Content starts

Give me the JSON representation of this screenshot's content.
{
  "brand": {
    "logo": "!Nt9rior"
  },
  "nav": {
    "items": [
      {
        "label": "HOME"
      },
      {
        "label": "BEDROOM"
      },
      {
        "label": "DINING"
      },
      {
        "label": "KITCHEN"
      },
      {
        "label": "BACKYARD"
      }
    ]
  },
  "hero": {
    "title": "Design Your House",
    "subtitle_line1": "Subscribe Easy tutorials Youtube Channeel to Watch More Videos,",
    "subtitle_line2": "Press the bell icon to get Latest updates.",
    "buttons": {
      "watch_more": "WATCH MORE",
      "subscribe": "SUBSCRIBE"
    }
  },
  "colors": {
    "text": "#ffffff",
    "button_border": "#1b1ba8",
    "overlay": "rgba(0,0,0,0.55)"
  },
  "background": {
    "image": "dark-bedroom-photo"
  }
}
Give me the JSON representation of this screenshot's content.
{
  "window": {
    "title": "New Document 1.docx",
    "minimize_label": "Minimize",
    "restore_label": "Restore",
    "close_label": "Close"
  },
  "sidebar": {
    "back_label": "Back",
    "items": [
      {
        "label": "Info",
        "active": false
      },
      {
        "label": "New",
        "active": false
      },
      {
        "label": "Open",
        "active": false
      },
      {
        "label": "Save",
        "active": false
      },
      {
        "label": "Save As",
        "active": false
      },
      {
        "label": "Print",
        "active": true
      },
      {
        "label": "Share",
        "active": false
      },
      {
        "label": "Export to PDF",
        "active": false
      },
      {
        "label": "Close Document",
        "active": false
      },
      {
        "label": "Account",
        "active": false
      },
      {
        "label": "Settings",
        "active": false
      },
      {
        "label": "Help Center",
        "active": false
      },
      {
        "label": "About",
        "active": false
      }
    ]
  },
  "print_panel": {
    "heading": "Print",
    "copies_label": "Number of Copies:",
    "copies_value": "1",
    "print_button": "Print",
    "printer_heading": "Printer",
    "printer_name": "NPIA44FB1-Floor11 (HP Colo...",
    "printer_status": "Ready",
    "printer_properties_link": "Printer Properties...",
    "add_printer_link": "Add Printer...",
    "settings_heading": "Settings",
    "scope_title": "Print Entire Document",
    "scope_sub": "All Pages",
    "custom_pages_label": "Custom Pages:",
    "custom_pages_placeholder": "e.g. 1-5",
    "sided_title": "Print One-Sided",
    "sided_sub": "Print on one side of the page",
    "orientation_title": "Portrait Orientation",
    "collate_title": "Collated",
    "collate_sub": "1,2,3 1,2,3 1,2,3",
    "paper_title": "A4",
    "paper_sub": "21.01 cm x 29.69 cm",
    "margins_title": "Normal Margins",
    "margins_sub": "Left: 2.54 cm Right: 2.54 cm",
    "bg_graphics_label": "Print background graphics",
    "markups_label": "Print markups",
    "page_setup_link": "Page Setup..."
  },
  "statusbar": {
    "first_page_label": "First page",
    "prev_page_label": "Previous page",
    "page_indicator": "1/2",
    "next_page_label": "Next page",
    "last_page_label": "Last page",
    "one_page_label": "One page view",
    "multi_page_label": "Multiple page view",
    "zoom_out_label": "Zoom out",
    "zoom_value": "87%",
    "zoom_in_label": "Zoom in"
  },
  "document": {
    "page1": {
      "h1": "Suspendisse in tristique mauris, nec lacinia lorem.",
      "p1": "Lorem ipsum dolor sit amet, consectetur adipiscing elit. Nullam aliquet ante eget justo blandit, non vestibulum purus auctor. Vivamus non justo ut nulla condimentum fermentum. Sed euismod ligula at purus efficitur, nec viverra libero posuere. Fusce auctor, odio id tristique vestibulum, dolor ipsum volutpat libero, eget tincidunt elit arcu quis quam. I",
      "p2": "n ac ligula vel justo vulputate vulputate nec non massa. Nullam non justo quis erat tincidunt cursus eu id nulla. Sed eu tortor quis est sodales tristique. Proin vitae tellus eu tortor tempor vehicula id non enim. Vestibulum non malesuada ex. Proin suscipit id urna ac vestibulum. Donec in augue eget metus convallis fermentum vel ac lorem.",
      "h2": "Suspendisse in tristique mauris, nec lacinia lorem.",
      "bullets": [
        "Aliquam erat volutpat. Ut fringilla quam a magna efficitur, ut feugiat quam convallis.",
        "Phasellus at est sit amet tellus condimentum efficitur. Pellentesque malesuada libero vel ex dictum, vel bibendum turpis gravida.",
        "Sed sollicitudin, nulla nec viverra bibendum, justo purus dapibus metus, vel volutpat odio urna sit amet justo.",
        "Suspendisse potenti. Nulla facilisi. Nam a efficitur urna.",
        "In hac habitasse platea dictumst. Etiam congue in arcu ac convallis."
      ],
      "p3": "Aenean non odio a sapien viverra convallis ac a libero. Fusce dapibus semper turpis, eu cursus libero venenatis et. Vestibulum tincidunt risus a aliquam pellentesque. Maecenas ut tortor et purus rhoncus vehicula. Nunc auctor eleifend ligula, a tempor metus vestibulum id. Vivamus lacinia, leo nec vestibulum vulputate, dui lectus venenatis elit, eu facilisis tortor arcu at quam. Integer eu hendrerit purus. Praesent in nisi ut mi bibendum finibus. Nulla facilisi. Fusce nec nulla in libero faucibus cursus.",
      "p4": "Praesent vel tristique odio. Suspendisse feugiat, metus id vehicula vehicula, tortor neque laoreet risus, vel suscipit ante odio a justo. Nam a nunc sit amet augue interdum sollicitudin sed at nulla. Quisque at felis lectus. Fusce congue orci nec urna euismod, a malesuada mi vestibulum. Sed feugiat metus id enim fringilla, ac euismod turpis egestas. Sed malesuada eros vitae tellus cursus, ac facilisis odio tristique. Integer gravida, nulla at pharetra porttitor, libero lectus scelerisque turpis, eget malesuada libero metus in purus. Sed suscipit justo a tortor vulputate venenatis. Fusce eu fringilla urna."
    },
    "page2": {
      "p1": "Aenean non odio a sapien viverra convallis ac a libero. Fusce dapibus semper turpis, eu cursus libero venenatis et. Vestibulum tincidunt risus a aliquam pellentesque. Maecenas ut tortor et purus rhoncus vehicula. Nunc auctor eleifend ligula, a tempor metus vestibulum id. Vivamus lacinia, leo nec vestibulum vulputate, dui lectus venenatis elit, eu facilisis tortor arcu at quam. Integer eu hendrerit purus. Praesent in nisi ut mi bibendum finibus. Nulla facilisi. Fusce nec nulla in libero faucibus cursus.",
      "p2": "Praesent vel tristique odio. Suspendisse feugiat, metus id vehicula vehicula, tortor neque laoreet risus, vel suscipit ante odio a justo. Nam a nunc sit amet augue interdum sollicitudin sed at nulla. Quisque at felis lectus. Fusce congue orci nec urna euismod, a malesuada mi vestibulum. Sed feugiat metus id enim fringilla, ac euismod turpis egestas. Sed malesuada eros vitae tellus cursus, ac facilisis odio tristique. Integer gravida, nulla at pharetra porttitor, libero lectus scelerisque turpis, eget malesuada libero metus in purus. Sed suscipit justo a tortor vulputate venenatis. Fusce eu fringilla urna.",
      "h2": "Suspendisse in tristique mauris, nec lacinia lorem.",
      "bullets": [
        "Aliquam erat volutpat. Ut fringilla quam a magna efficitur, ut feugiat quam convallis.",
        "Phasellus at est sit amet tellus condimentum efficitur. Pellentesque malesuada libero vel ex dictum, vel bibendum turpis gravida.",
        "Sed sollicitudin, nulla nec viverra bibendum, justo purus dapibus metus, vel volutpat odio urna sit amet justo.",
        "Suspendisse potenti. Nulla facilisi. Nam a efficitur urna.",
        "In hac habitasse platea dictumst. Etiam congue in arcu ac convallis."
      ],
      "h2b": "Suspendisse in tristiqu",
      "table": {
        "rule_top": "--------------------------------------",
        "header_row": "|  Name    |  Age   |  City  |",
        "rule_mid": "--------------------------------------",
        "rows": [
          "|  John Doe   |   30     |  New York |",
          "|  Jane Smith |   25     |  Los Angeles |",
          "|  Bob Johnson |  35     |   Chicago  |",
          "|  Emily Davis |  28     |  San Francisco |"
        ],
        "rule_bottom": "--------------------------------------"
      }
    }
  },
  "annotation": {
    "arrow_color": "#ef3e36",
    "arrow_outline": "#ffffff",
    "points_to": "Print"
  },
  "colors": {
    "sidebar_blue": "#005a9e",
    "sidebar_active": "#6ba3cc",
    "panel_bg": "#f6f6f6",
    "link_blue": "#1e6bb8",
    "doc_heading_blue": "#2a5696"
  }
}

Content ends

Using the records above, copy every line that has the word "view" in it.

    "one_page_label": "One page view",
    "multi_page_label": "Multiple page view",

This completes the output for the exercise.